How law firms here fared in the Vault rankings

The Vault rankings of law firm prestige are out. The Vault rankings are based on surveys filled out by 15,000 law firm associates who rate firms on perceived status. No matter how you feel about rankings, these are an interesting read because they include some of the associates’ comments about the firms.

No firm based in Baltimore made the list, but several large firms with a major presence here did. Here’s are their rankings and a sampling what Vault and associates said about them.

  • Hogan & Hartson (the survey was done before Hogan merged with the British firm Lovells earlier this year) ranked 28 this year, down from 25 last year. Vault comments, “As one would expect of the largest and oldest BigLaw firm with roots in Washington, D.C., Hogan & Hartson’s Beltway influence runs deep” and notes that Chief Justice John Roberts is a Hogan alum. Associates called the firm “lifestyle-friendly” but also “legends in their own minds” and criticized Hogan for “stealth layoffs.”
  • DLA Piper ranked 53, down from 44 last year. Vault comments, “Some love it, some dislike it, but generally associates agree that recent salary cuts have lowered morale.” Associates said things like “competitive and diverse,” “amazing pro bono opportunities” and, somewhat bewilderingly, “extra large pizza with no toppings.” Associates also said the firm is too big. One senior associate told Vault, “Within 12 months, I have gone from my friends saying “wow” when I tell them I work at DLA Piper, to them snickering and asking me why I haven’t left yet.”
  • McGuireWoods‘ ranking is unchanged from last year, at 82. Vault says, “McGuire attorneys enjoy the rewards of working at a big-market firm in small-market settings, entering friendly offices in the morning and heading home to their families at night.” Associates made comments like, “good firm; good people,” “old school, boring,” “less pressure than many other similar-sized firms” and “favoritism toward anointed associates.”
  • Venable comes in at 83, up from 85 last year. Vault comments, “Venable LLP is a mid-Atlantic force that, until the capital markets meltdown, had defined itself by aggressive expansion.” Associates said, “very nice mid-Atlantic practice,” “quirky,” “strong pro bono commitment” and “bonus and compensation system allows firm to rationalize less-than-market salaries for certain associates.” There’s also a comment from a Baltimore corporate associate: “In Baltimore, we do fairly sophisticated work. It’s not Wall Street, but the projects are interesting and challenging. My practice group covers a lot of people and a lot of different sub-specialties, so it can be hard to find your place when you start. It is difficult to see what the future of the group is. While it’s not written anywhere, if you bill 2000 hours people are pleased.”
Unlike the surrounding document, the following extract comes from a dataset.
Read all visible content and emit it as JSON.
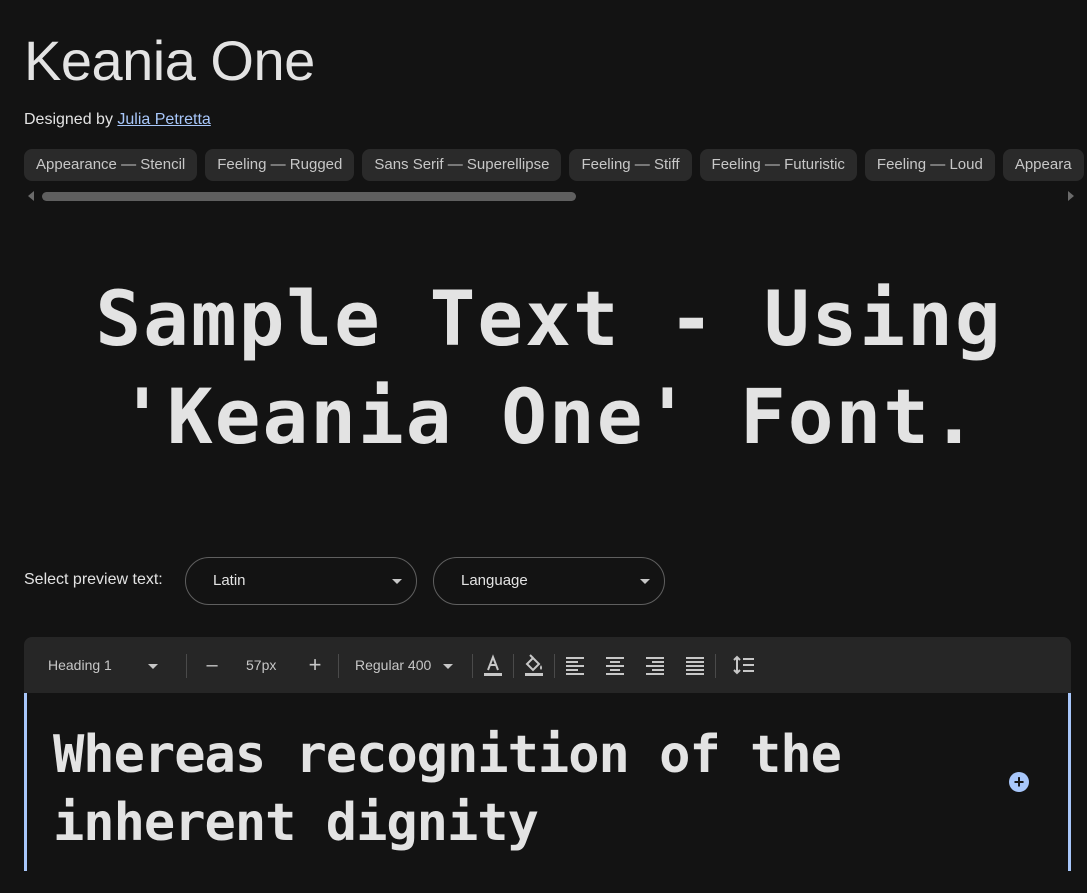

Monday law blog round-up

Happy Presidents Day!

  • What happens to those stuck in jail awaiting a bail review hearing when the courts are closed for days because of the weather?
  • “The deaths of a Garden City family in a Maryland hotel room have ignited a protracted struggle almost a year later over the $5 million life insurance fund of its patriarch, William Parente, a battle that may turn on an unusual posthumous trial to prove that he killed them and himself.”
  • If the president can make sure he eats with his family every night, you can set your own priorities vis-a-vis work too, Carolyn Elefant writes.
  • McGuireWoods gets stiffed on BAR/BRI fees.
  • How do you date a lawyer? (HT: Above the Law.)
  • Supreme Court Justice Hillary Clinton? The White House is reportedly prepping for the possibility that both John Paul Stevens and Ruth Bader Ginsburg will retire at the end of the term. Link courtesy of How Appealing.

McGuireWoods scaling back summer program?

Proving that we don’t play favorites around here, this post is about bad news at McGuireWoods, which we celebrated just the other day for landing on Working Mother’s list of the top 50 firms for women.

A spokesperson for the firm told Above the Law that the firm will probably reduce the number of offices with summer associate programs for 2010. There’s some speculation, unconfirmed, that this may translate into no summers in the firm’s secondary markets, of which Baltimore is one.

I haven’t heard back from McGuire about this yet but will provide an update if I do.

Also, scroll to the bottom of the ATL post to read some allegations of poor on-campus interviewing etiquette on McGuireWoods’ part.